Exercise brief >> Could you please reproduce every record below exactly, leaving out the pictures?

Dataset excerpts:
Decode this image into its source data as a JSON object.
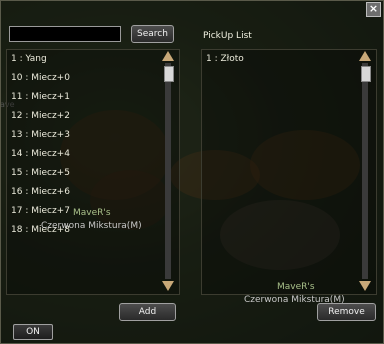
{
  "window": {
    "close_glyph": "×"
  },
  "search": {
    "value": "",
    "button_label": "Search"
  },
  "left_list": {
    "items": [
      "1 : Yang",
      "10 : Miecz+0",
      "11 : Miecz+1",
      "12 : Miecz+2",
      "13 : Miecz+3",
      "14 : Miecz+4",
      "15 : Miecz+5",
      "16 : Miecz+6",
      "17 : Miecz+7",
      "18 : Miecz+8"
    ]
  },
  "pickup": {
    "title": "PickUp List",
    "items": [
      "1 : Złoto"
    ]
  },
  "buttons": {
    "add": "Add",
    "remove": "Remove",
    "on": "ON"
  },
  "overlays": {
    "player1_name": "MaveR's",
    "player1_item": "Czerwona Mikstura(M)",
    "player2_name": "MaveR's",
    "player2_item": "Czerwona Mikstura(M)",
    "side_fragment": "ave"
  },
  "icons": {
    "close": "close-icon",
    "scroll_up": "scroll-up-arrow-icon",
    "scroll_down": "scroll-down-arrow-icon"
  },
  "colors": {
    "arrow": "#c8a878",
    "name_tag": "#a8c08a",
    "panel_bg": "#0a0c08"
  }
}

Response to this exercise >>
Decode this image into its source data as a JSON object.
{
  "window": {
    "close_glyph": "×"
  },
  "search": {
    "value": "",
    "button_label": "Search"
  },
  "left_list": {
    "items": [
      "1 : Yang",
      "10 : Miecz+0",
      "11 : Miecz+1",
      "12 : Miecz+2",
      "13 : Miecz+3",
      "14 : Miecz+4",
      "15 : Miecz+5",
      "16 : Miecz+6",
      "17 : Miecz+7",
      "18 : Miecz+8"
    ]
  },
  "pickup": {
    "title": "PickUp List",
    "items": [
      "1 : Złoto"
    ]
  },
  "buttons": {
    "add": "Add",
    "remove": "Remove",
    "on": "ON"
  },
  "overlays": {
    "player1_name": "MaveR's",
    "player1_item": "Czerwona Mikstura(M)",
    "player2_name": "MaveR's",
    "player2_item": "Czerwona Mikstura(M)",
    "side_fragment": "ave"
  },
  "icons": {
    "close": "close-icon",
    "scroll_up": "scroll-up-arrow-icon",
    "scroll_down": "scroll-down-arrow-icon"
  },
  "colors": {
    "arrow": "#c8a878",
    "name_tag": "#a8c08a",
    "panel_bg": "#0a0c08"
  }
}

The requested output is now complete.